** Task description **
Whether an entry is long or short, retype it exactly.

------------------------------------------------------------

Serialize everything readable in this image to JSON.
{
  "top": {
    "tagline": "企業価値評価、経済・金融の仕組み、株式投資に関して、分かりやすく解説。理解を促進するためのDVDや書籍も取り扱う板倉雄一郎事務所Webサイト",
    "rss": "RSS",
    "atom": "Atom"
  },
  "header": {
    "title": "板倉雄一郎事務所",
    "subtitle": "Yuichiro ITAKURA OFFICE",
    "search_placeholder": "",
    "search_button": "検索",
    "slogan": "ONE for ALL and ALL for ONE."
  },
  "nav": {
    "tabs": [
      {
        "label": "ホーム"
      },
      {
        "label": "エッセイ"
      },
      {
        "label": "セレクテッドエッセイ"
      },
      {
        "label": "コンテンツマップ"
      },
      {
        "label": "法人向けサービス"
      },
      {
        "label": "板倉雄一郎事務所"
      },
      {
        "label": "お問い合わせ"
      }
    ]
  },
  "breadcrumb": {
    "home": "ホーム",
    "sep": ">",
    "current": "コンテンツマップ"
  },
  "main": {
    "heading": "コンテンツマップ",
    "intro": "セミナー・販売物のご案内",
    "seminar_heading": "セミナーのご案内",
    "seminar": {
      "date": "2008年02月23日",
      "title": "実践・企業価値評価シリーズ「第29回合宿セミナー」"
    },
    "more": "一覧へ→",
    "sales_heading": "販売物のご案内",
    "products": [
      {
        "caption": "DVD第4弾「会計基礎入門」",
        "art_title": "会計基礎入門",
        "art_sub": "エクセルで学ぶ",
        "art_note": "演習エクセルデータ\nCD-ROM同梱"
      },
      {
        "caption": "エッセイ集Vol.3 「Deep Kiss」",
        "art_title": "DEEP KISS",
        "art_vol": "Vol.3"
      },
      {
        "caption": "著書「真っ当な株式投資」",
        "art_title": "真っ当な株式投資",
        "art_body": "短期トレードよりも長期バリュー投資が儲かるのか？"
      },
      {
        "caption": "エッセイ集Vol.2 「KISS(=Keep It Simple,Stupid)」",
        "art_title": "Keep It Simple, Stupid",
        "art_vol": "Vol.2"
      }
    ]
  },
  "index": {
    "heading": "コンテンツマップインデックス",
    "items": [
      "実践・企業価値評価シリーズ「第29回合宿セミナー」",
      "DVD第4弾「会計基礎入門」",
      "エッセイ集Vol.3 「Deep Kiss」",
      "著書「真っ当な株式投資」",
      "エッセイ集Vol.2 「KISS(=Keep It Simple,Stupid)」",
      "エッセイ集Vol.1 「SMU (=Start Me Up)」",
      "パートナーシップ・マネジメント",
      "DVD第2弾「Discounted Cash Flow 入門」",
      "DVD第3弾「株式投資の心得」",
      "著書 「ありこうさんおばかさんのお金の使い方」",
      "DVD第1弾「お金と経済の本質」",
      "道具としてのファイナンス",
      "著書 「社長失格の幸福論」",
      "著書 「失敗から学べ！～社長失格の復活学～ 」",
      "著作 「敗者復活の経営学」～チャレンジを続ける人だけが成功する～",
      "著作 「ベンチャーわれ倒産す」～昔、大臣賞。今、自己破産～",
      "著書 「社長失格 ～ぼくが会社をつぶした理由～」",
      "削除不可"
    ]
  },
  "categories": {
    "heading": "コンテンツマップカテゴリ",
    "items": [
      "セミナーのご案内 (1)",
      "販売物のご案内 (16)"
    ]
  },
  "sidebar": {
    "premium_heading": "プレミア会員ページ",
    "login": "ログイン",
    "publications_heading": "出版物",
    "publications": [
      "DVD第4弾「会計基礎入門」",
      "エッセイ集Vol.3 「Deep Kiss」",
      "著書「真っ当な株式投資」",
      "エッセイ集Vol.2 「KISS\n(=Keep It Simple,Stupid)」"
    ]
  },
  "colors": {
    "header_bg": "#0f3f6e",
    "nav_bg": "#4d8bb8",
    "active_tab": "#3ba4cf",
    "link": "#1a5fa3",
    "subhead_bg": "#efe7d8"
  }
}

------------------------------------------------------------

** Result of the task **
Serialize everything readable in this image to JSON.
{
  "top": {
    "tagline": "企業価値評価、経済・金融の仕組み、株式投資に関して、分かりやすく解説。理解を促進するためのDVDや書籍も取り扱う板倉雄一郎事務所Webサイト",
    "rss": "RSS",
    "atom": "Atom"
  },
  "header": {
    "title": "板倉雄一郎事務所",
    "subtitle": "Yuichiro ITAKURA OFFICE",
    "search_placeholder": "",
    "search_button": "検索",
    "slogan": "ONE for ALL and ALL for ONE."
  },
  "nav": {
    "tabs": [
      {
        "label": "ホーム"
      },
      {
        "label": "エッセイ"
      },
      {
        "label": "セレクテッドエッセイ"
      },
      {
        "label": "コンテンツマップ"
      },
      {
        "label": "法人向けサービス"
      },
      {
        "label": "板倉雄一郎事務所"
      },
      {
        "label": "お問い合わせ"
      }
    ]
  },
  "breadcrumb": {
    "home": "ホーム",
    "sep": ">",
    "current": "コンテンツマップ"
  },
  "main": {
    "heading": "コンテンツマップ",
    "intro": "セミナー・販売物のご案内",
    "seminar_heading": "セミナーのご案内",
    "seminar": {
      "date": "2008年02月23日",
      "title": "実践・企業価値評価シリーズ「第29回合宿セミナー」"
    },
    "more": "一覧へ→",
    "sales_heading": "販売物のご案内",
    "products": [
      {
        "caption": "DVD第4弾「会計基礎入門」",
        "art_title": "会計基礎入門",
        "art_sub": "エクセルで学ぶ",
        "art_note": "演習エクセルデータ\nCD-ROM同梱"
      },
      {
        "caption": "エッセイ集Vol.3 「Deep Kiss」",
        "art_title": "DEEP KISS",
        "art_vol": "Vol.3"
      },
      {
        "caption": "著書「真っ当な株式投資」",
        "art_title": "真っ当な株式投資",
        "art_body": "短期トレードよりも長期バリュー投資が儲かるのか？"
      },
      {
        "caption": "エッセイ集Vol.2 「KISS(=Keep It Simple,Stupid)」",
        "art_title": "Keep It Simple, Stupid",
        "art_vol": "Vol.2"
      }
    ]
  },
  "index": {
    "heading": "コンテンツマップインデックス",
    "items": [
      "実践・企業価値評価シリーズ「第29回合宿セミナー」",
      "DVD第4弾「会計基礎入門」",
      "エッセイ集Vol.3 「Deep Kiss」",
      "著書「真っ当な株式投資」",
      "エッセイ集Vol.2 「KISS(=Keep It Simple,Stupid)」",
      "エッセイ集Vol.1 「SMU (=Start Me Up)」",
      "パートナーシップ・マネジメント",
      "DVD第2弾「Discounted Cash Flow 入門」",
      "DVD第3弾「株式投資の心得」",
      "著書 「ありこうさんおばかさんのお金の使い方」",
      "DVD第1弾「お金と経済の本質」",
      "道具としてのファイナンス",
      "著書 「社長失格の幸福論」",
      "著書 「失敗から学べ！～社長失格の復活学～ 」",
      "著作 「敗者復活の経営学」～チャレンジを続ける人だけが成功する～",
      "著作 「ベンチャーわれ倒産す」～昔、大臣賞。今、自己破産～",
      "著書 「社長失格 ～ぼくが会社をつぶした理由～」",
      "削除不可"
    ]
  },
  "categories": {
    "heading": "コンテンツマップカテゴリ",
    "items": [
      "セミナーのご案内 (1)",
      "販売物のご案内 (16)"
    ]
  },
  "sidebar": {
    "premium_heading": "プレミア会員ページ",
    "login": "ログイン",
    "publications_heading": "出版物",
    "publications": [
      "DVD第4弾「会計基礎入門」",
      "エッセイ集Vol.3 「Deep Kiss」",
      "著書「真っ当な株式投資」",
      "エッセイ集Vol.2 「KISS\n(=Keep It Simple,Stupid)」"
    ]
  },
  "colors": {
    "header_bg": "#0f3f6e",
    "nav_bg": "#4d8bb8",
    "active_tab": "#3ba4cf",
    "link": "#1a5fa3",
    "subhead_bg": "#efe7d8"
  }
}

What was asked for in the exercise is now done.